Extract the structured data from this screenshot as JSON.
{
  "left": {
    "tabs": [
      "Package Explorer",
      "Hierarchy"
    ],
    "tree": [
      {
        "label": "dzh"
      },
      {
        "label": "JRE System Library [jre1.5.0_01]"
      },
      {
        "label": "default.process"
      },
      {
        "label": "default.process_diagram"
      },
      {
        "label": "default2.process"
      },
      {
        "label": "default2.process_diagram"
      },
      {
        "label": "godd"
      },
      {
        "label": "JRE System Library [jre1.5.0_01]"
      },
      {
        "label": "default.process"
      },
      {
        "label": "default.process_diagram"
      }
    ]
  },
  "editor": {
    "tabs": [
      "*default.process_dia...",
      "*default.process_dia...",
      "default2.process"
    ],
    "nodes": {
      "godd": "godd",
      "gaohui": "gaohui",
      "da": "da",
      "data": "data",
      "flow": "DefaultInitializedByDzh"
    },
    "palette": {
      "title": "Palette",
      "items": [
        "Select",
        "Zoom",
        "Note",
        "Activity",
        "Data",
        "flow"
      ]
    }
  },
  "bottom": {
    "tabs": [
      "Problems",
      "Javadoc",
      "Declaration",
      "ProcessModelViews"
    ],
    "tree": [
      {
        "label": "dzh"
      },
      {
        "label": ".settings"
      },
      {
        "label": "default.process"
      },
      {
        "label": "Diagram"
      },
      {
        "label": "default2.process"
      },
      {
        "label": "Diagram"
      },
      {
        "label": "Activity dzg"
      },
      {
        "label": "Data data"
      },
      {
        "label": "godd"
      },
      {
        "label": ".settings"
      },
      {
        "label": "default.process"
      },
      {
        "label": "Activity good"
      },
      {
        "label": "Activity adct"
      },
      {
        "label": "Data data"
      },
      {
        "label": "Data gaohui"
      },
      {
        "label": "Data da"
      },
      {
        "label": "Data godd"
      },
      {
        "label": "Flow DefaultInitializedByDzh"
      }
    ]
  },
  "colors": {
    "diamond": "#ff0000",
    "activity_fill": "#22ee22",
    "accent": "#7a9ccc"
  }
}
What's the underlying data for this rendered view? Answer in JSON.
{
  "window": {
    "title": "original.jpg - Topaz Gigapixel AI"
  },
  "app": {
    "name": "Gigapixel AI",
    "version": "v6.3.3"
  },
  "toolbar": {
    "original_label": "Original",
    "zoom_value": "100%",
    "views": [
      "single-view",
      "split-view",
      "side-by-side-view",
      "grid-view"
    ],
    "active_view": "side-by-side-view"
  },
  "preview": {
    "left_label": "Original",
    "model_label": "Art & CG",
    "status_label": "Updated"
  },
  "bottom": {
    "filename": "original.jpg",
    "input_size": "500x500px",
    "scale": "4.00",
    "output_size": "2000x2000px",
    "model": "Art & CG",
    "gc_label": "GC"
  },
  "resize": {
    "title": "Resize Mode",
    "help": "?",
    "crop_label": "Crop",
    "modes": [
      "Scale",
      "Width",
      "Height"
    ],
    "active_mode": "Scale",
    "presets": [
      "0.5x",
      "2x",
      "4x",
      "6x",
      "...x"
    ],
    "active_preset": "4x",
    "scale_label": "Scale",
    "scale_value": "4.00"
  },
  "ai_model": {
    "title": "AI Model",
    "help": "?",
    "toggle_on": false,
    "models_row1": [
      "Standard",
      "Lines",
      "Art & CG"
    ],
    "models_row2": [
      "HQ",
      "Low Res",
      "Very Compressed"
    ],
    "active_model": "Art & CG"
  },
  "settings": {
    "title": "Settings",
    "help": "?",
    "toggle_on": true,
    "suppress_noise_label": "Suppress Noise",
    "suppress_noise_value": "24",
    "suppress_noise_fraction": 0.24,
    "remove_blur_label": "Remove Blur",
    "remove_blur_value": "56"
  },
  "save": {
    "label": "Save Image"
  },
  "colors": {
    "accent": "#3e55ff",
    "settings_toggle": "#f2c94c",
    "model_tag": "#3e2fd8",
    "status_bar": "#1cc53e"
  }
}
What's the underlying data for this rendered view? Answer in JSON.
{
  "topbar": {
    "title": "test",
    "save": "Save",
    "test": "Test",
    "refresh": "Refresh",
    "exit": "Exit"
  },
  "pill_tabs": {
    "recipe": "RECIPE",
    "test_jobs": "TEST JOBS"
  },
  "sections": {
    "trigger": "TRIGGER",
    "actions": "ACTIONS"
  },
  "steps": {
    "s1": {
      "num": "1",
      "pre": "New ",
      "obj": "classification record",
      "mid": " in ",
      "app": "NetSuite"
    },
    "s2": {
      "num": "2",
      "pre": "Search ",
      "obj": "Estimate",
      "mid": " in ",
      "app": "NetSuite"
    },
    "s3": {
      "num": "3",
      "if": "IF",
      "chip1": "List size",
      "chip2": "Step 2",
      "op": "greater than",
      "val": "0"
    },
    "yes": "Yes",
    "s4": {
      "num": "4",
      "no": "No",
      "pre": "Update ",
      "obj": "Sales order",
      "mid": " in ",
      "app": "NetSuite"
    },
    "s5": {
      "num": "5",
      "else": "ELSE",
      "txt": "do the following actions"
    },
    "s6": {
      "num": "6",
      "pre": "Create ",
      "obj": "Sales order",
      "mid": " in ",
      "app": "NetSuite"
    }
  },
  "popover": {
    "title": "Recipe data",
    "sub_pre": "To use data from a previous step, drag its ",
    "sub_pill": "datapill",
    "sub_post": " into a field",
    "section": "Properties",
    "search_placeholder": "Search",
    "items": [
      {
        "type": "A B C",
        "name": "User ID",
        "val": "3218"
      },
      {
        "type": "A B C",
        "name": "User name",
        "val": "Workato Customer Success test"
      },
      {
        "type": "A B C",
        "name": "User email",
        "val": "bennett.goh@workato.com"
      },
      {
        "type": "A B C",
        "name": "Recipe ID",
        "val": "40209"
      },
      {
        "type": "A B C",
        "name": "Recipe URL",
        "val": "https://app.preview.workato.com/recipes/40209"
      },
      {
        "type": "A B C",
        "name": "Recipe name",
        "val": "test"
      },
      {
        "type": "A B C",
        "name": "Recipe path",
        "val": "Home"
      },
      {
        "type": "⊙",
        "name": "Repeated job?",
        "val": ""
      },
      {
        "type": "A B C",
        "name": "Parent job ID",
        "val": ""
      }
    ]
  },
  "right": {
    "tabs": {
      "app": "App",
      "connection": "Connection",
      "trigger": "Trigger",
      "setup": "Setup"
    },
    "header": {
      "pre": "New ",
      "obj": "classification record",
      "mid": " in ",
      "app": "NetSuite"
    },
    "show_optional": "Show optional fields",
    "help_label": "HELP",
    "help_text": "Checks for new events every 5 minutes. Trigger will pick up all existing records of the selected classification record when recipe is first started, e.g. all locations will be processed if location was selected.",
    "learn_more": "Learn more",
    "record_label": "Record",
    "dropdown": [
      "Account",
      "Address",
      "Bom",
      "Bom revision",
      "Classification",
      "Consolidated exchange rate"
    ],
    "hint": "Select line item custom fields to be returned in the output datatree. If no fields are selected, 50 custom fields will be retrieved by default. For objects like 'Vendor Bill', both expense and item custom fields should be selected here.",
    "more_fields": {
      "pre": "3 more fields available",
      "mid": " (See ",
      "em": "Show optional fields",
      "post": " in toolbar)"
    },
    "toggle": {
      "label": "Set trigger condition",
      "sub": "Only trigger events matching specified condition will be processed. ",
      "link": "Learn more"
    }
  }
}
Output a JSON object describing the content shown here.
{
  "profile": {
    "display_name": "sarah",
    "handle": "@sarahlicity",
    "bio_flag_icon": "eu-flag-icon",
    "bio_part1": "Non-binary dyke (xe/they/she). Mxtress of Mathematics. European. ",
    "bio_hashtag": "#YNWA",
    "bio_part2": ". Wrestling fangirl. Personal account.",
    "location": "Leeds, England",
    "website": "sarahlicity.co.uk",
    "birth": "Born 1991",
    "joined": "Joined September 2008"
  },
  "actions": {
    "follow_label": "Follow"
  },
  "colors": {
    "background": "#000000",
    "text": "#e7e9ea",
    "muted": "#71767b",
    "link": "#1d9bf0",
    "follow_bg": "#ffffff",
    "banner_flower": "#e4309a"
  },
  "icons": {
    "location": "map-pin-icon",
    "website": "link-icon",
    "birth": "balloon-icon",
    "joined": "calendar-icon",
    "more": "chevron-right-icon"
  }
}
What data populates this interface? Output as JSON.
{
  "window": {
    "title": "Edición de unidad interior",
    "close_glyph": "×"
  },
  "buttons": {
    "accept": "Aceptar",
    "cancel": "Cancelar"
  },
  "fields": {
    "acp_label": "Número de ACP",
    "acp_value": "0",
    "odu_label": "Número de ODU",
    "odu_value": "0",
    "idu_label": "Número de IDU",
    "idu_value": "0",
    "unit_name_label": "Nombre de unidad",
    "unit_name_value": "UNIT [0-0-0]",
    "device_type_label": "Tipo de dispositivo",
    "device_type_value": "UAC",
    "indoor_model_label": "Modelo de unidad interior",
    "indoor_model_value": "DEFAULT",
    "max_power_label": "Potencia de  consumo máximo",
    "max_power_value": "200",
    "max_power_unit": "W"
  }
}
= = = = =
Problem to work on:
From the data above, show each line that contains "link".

Task output:
      "link": "Learn more"
    "link": "#1d9bf0",
    "website": "link-icon",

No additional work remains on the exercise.